"I urge Egyptians to strongly participate in this important electionto choose their representatives," said Egypt's Prime Minister Sharif Ismail in a statement. "It's in their hands to determine the turnout."
A polling station in Cairo's western Dokki district received only 20 voters within the first hour of the election, according to a polling officer. Those who did show up were government employees, ex-servicemen, retired bureaucrats and elderly people, reported an AFP correspondent.
More than 200 individual seats in the 596-seat assembly are at stake in the balloting, which is to take place on Tuesday and Wednesday.
Candidates loyal to President Abdel-Fattah el-Sissi are again expected to be the victors, in the absence of any significant opposition. The main opposition gropup, the Muslim Brotherhood, has been banned from taking part for being a "terrorist group," while several secular groups are either boycotting the poll or lack proper representation.

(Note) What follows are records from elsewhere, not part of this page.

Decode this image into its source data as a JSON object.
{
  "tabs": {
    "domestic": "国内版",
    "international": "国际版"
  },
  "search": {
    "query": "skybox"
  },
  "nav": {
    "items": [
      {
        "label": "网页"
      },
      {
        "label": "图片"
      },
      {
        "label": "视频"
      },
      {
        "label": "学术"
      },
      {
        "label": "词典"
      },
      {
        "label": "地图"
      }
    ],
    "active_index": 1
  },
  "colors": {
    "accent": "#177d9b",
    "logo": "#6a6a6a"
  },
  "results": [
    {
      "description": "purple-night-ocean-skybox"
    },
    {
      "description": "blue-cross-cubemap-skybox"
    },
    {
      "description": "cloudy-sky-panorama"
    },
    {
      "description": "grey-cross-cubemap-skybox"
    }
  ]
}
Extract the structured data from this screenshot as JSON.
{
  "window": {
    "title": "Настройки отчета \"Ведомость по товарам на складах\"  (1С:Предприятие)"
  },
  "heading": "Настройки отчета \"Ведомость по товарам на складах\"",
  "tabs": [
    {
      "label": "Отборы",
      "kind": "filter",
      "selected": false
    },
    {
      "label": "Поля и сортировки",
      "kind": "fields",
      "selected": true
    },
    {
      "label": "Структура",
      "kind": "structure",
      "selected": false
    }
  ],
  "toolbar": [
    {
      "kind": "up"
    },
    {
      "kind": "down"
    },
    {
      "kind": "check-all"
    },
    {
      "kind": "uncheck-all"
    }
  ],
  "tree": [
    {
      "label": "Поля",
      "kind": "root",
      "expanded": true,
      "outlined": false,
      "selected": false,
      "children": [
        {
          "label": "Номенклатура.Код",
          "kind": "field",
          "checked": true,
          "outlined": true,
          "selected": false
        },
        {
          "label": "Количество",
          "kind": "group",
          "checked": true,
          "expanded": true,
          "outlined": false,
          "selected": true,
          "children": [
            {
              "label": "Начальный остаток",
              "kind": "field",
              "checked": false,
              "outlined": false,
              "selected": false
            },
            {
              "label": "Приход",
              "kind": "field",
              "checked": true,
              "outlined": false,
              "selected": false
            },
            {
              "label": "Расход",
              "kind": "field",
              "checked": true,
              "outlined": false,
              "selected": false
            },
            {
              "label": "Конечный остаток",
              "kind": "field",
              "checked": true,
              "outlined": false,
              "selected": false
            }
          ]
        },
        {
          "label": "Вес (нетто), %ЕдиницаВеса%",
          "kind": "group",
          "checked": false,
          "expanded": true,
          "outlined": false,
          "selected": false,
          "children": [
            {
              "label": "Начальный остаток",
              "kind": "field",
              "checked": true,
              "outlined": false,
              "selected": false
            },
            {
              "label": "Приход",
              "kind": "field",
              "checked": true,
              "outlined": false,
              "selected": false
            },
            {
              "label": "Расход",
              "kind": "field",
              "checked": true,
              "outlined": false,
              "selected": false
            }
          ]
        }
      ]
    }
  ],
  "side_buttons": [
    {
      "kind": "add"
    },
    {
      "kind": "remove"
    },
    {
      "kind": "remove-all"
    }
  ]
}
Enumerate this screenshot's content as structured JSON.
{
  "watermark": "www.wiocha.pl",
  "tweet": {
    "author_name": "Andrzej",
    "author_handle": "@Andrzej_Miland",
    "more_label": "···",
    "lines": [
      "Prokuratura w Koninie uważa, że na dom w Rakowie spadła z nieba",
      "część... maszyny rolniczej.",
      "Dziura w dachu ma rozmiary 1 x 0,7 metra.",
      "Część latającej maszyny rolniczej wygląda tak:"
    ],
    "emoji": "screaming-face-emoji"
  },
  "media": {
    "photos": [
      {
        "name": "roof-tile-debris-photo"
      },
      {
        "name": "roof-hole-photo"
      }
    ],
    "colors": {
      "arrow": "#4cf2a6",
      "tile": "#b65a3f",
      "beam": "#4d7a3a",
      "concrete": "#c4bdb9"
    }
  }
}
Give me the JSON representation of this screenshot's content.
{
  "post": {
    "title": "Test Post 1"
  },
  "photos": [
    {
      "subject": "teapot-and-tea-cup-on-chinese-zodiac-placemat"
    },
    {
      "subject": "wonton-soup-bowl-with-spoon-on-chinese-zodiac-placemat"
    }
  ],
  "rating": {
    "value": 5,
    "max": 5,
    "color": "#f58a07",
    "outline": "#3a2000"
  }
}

Elections in the remaining 13 provinces are to be held next month, and the two-round poll - the first parliamentary election since el-Sissi, as military chief, ousted Islamist President Mohammed Morsi in a 2013 coup - will end on December 2.
Egypt has been without a parliament since 2012, when the constitutional court declared as void the Islamist election victory that followed a popular uprising the previous year against President Hosni Mubarak.
El-Sissi has been ruling by decree since his election in 2014.
tj/kms (dpa, AFP, AP)